_Data records_.
──────────
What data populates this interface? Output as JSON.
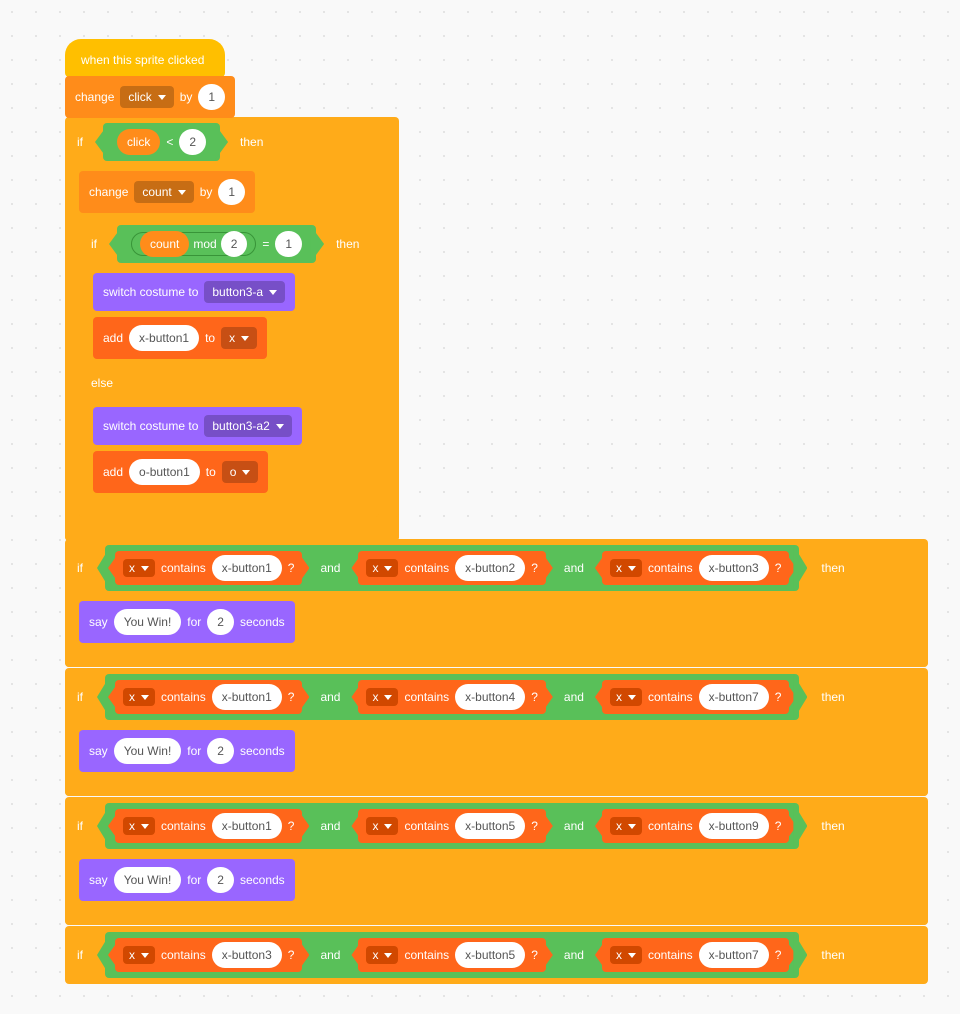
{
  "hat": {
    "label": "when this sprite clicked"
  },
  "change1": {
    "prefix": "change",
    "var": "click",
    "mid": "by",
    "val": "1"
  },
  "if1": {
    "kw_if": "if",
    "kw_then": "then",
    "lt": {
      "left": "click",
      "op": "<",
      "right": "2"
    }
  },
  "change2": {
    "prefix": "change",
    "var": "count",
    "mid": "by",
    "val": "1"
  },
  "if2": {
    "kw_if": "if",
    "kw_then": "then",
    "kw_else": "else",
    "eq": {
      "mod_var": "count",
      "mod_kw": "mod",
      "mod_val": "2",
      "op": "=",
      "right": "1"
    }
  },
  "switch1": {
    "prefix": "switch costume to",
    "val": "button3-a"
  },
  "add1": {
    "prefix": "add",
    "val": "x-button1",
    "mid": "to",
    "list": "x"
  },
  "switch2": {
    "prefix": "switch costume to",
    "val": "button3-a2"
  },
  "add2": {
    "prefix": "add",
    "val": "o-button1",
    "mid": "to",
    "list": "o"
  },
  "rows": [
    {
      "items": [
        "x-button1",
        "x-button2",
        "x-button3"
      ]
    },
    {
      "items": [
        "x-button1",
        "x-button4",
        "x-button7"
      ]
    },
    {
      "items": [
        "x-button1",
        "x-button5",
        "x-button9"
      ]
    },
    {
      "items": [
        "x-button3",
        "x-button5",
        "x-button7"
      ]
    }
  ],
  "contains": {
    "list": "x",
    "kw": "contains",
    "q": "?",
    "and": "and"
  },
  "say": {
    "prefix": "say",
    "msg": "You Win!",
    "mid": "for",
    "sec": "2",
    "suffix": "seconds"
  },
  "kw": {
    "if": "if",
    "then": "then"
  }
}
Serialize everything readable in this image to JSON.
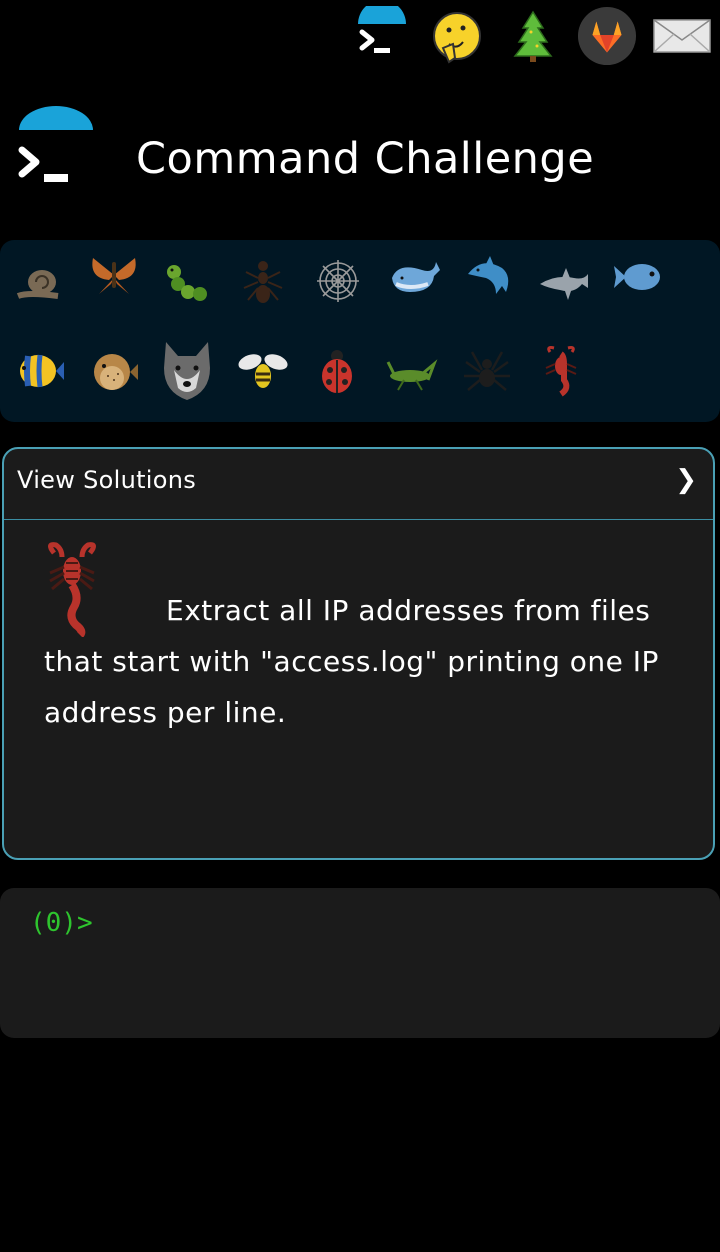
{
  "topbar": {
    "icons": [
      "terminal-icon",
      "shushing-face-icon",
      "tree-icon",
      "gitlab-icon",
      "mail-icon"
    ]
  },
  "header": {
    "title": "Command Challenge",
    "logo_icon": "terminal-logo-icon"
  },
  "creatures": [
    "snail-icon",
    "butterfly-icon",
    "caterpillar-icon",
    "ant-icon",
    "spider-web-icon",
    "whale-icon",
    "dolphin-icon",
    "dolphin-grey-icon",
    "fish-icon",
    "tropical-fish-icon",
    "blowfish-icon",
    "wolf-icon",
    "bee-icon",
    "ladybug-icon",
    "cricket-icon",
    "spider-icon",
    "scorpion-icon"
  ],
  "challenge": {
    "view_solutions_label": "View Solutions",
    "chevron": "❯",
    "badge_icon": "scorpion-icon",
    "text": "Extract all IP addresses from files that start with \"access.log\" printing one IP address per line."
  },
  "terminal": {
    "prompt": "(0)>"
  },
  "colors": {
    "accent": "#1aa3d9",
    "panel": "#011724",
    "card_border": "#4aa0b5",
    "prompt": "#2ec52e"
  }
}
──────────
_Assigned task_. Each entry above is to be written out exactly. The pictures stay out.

_Your solution_.
What data populates this interface? Output as JSON.
{
  "hat": {
    "label": "when this sprite clicked"
  },
  "change1": {
    "prefix": "change",
    "var": "click",
    "mid": "by",
    "val": "1"
  },
  "if1": {
    "kw_if": "if",
    "kw_then": "then",
    "lt": {
      "left": "click",
      "op": "<",
      "right": "2"
    }
  },
  "change2": {
    "prefix": "change",
    "var": "count",
    "mid": "by",
    "val": "1"
  },
  "if2": {
    "kw_if": "if",
    "kw_then": "then",
    "kw_else": "else",
    "eq": {
      "mod_var": "count",
      "mod_kw": "mod",
      "mod_val": "2",
      "op": "=",
      "right": "1"
    }
  },
  "switch1": {
    "prefix": "switch costume to",
    "val": "button3-a"
  },
  "add1": {
    "prefix": "add",
    "val": "x-button1",
    "mid": "to",
    "list": "x"
  },
  "switch2": {
    "prefix": "switch costume to",
    "val": "button3-a2"
  },
  "add2": {
    "prefix": "add",
    "val": "o-button1",
    "mid": "to",
    "list": "o"
  },
  "rows": [
    {
      "items": [
        "x-button1",
        "x-button2",
        "x-button3"
      ]
    },
    {
      "items": [
        "x-button1",
        "x-button4",
        "x-button7"
      ]
    },
    {
      "items": [
        "x-button1",
        "x-button5",
        "x-button9"
      ]
    },
    {
      "items": [
        "x-button3",
        "x-button5",
        "x-button7"
      ]
    }
  ],
  "contains": {
    "list": "x",
    "kw": "contains",
    "q": "?",
    "and": "and"
  },
  "say": {
    "prefix": "say",
    "msg": "You Win!",
    "mid": "for",
    "sec": "2",
    "suffix": "seconds"
  },
  "kw": {
    "if": "if",
    "then": "then"
  }
}
Serialize everything readable in this image to JSON.
{
  "topbar": {
    "icons": [
      "terminal-icon",
      "shushing-face-icon",
      "tree-icon",
      "gitlab-icon",
      "mail-icon"
    ]
  },
  "header": {
    "title": "Command Challenge",
    "logo_icon": "terminal-logo-icon"
  },
  "creatures": [
    "snail-icon",
    "butterfly-icon",
    "caterpillar-icon",
    "ant-icon",
    "spider-web-icon",
    "whale-icon",
    "dolphin-icon",
    "dolphin-grey-icon",
    "fish-icon",
    "tropical-fish-icon",
    "blowfish-icon",
    "wolf-icon",
    "bee-icon",
    "ladybug-icon",
    "cricket-icon",
    "spider-icon",
    "scorpion-icon"
  ],
  "challenge": {
    "view_solutions_label": "View Solutions",
    "chevron": "❯",
    "badge_icon": "scorpion-icon",
    "text": "Extract all IP addresses from files that start with \"access.log\" printing one IP address per line."
  },
  "terminal": {
    "prompt": "(0)>"
  },
  "colors": {
    "accent": "#1aa3d9",
    "panel": "#011724",
    "card_border": "#4aa0b5",
    "prompt": "#2ec52e"
  }
}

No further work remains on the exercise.